Page 357 - The sound must seem an echo to the sense : Soft is the strain when Zephyr gently blows, And the smooth stream in smoother numbers flows ; But when loud surges lash the sounding shore, The hoarse, rough verse should like the torrent roar : When Ajax strives some rock's vast- weight to throw, The line too labours, and the words move slow ; Not so, when swift Camilla scours the plain, Flies o'er th' unbending corn, and skims along the main.
Page 29 - OH THAT I were as in months past, as in the days when God preserved me; When his candle shined upon my head, and when by his light I walked through darkness...
Page 218 - A man so various that he seemed to be Not one, but all mankind's epitome : Stiff in opinions, always in the wrong, Was everything by starts and nothing long ; But in the course of one revolving moon Was chymist, fiddler, statesman, and buffoon ; Then all for women, painting, rhyming, drinking, Besides ten thousand freaks that died in thinking.
Page 168 - Lord cardinal, if thou think'st on heaven's bliss, Hold up thy hand, make signal of thy hope. — He dies, and makes no sign.
Page 29 - The blessing of him that was ready to perish came upon me : And I caused the widow's heart to sing for joy. I put on righteousness and it clothed me : My judgment was as a robe and a diadem.
Page 233 - Discretion is the perfection of reason, and a guide to us in all the duties of life : cunning is a kind of instinct that only looks out after our immediate interest and welfare.
Page 79 - The man who will live above his present circumstances, is in great danger of living in a little time much beneath them ; or, as the Italian proverb runs, The Man who lives by Hope will die by Hunger.
Page 205 - When they see it, they shall be troubled with terrible fear, and shall be amazed at the strangeness of his salvation, so far beyond all that they looked for. And...
Page 252 - Twas this deprived my soul of rest, And rais'd such tumults in my breast ; For while I gaz'd, in transport tost, My breath was gone, my voice was lost : My bosom glow'd ; the subtle flame Ran quick through all my vital frame ; O'er my dim eyes a darkness hung ; My ears with hollow murmurs rung. In dewy damps my limbs were chill'd ; My blood with gentle horrors thrill'd ; My feeble pulse forgot to play ; I fainted, sunk, and died away.

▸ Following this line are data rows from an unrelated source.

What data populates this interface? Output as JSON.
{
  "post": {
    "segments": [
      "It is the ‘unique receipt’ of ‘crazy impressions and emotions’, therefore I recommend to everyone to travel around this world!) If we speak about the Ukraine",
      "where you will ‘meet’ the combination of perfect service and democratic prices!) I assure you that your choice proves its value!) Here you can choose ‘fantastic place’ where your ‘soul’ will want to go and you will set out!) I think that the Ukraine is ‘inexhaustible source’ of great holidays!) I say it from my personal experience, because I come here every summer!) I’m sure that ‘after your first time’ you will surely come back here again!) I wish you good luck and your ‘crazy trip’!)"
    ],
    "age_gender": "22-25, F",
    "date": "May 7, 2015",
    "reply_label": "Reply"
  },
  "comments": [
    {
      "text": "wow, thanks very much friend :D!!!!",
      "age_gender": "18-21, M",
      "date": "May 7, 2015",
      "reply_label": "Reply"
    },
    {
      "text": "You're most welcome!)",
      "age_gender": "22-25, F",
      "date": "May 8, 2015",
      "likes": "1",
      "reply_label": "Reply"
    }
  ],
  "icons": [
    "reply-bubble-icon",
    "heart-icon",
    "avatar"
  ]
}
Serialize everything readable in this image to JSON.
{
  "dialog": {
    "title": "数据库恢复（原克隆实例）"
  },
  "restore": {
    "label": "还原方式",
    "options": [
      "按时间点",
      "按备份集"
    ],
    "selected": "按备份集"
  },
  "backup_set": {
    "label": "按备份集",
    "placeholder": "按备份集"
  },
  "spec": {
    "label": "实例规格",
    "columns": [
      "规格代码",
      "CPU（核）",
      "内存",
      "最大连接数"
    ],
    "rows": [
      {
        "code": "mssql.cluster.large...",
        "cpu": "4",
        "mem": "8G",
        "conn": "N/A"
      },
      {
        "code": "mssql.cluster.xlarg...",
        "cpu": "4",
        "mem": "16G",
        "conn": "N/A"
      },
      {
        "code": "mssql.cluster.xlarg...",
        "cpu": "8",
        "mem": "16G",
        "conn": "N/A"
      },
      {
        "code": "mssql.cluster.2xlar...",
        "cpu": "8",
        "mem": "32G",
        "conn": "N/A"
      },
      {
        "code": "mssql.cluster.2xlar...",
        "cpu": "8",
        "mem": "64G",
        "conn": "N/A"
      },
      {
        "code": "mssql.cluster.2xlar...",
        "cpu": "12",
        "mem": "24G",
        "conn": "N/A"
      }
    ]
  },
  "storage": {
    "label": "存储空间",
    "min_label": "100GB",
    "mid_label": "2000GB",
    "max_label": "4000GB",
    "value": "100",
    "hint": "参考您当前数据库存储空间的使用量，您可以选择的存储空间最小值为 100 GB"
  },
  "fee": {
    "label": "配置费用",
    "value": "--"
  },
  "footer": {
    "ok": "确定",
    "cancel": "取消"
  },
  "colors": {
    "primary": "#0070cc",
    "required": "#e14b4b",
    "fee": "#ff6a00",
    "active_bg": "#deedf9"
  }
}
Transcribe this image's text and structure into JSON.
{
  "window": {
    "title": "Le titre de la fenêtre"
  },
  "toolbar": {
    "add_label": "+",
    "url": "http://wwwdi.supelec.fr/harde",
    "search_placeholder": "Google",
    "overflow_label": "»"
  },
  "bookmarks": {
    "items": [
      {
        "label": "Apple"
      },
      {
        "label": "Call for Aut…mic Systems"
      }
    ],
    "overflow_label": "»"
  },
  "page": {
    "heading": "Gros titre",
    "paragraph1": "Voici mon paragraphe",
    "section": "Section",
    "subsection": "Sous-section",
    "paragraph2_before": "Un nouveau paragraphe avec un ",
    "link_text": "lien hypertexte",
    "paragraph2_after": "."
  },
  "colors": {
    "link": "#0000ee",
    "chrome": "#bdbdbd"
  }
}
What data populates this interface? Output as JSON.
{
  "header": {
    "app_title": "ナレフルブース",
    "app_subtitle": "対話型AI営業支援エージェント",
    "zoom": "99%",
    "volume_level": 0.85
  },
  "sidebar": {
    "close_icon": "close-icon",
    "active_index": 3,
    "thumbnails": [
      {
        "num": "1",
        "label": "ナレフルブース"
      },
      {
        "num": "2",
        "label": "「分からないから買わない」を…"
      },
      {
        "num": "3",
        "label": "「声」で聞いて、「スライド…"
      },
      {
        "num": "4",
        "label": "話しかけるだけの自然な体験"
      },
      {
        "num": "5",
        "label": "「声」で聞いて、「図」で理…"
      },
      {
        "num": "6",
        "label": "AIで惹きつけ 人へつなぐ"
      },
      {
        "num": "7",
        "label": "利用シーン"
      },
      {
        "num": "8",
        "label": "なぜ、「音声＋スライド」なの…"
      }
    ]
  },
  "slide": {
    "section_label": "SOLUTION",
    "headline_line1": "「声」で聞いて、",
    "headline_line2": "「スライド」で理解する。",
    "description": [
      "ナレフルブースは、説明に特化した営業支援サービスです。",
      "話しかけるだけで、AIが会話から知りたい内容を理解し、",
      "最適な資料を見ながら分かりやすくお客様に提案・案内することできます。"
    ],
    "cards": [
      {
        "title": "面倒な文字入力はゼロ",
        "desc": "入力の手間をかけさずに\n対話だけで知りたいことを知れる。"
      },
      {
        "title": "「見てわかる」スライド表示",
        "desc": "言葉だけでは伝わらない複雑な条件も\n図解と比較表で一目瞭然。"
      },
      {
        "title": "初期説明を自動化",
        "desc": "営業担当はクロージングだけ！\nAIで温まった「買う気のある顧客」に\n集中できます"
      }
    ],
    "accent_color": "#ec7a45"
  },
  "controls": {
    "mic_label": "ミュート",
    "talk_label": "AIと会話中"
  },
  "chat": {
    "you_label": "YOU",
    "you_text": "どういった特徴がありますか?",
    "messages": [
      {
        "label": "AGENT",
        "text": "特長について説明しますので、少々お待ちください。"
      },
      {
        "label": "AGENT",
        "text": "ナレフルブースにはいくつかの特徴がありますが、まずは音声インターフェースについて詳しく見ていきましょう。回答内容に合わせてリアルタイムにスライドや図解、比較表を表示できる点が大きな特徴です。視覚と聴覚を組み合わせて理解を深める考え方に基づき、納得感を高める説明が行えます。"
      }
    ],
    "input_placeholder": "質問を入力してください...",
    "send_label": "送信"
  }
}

Page 352 - I am always pleased with that particular time of the year which is proper for the pickling of dill and cucumbers; but alas! this cry, like the song of the nightingale, is not heard above two months. It would therefore be worth while to consider whether the same air might not in some cases be adapted to other words.